Sheet: 37.3 x 35.7 cm (14 11/16 x 14 1/16 in.); Image: 27.3 x 21.7 cm (10 3/4 x 8 9/16 in.)
Gift from funds of various donors to the Department of Prints and Drawings 2000.98
From the 1920s to the 1950s, Mexico witnessed an important printmaking revival that paralleled the country's mural movement led by Diego Rivera, José Clemente Orozco, and David Alfaro Siqueiros. While murals could only be experienced on site, prints were inexpensive, transportable, and accessible to all, especially the illiterate. Prints, therefore, were ideally suited for the propagandistic political imagery championed by Mexican artists following the revolution (1910–20). The working classes led the revolt, and the artists addressed the resulting revolutionary ideals: opposition to exploitation and imperialism, equality among classes and races, an improved educational system, and other reforms. Heroes like Aureliano Rivera were often glorified as a reminder of the armed struggle that improved conditions for the majority of Mexicans.
The information about this object, including provenance information, is based on historic information and may not be currently accurate or complete. Research on objects is an ongoing process, but the information about this object may not reflect the most current information available to CMA. If you notice a mistake or have additional information about this object, please email email@example.com.
To request more information about this object, study images, or bibliography, contact the Ingalls Library Reference Desk.
Is something not working on this page? Please email firstname.lastname@example.org.

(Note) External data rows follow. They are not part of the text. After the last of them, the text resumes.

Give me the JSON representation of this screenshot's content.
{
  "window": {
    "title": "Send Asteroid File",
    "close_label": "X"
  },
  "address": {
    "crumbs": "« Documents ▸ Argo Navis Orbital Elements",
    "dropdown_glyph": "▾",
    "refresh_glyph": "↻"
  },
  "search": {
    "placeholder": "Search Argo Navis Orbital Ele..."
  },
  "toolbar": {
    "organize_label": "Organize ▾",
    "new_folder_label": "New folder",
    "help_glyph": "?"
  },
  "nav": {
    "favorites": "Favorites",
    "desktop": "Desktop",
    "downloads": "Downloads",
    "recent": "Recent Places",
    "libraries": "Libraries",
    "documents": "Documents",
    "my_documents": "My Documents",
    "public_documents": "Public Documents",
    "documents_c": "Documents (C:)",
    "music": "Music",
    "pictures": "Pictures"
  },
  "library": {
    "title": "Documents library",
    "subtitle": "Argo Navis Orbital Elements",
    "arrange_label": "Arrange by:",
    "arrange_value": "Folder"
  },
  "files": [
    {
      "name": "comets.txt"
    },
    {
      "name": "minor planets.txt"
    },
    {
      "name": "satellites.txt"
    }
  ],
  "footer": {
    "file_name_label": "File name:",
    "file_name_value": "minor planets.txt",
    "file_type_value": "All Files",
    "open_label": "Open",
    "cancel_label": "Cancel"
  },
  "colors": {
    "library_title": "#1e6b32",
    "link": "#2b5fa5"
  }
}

Request a digital file from Image Services that is not available through CC0, a detail image, or any image with a color bar. If you have questions about requesting an image, please email email@example.com.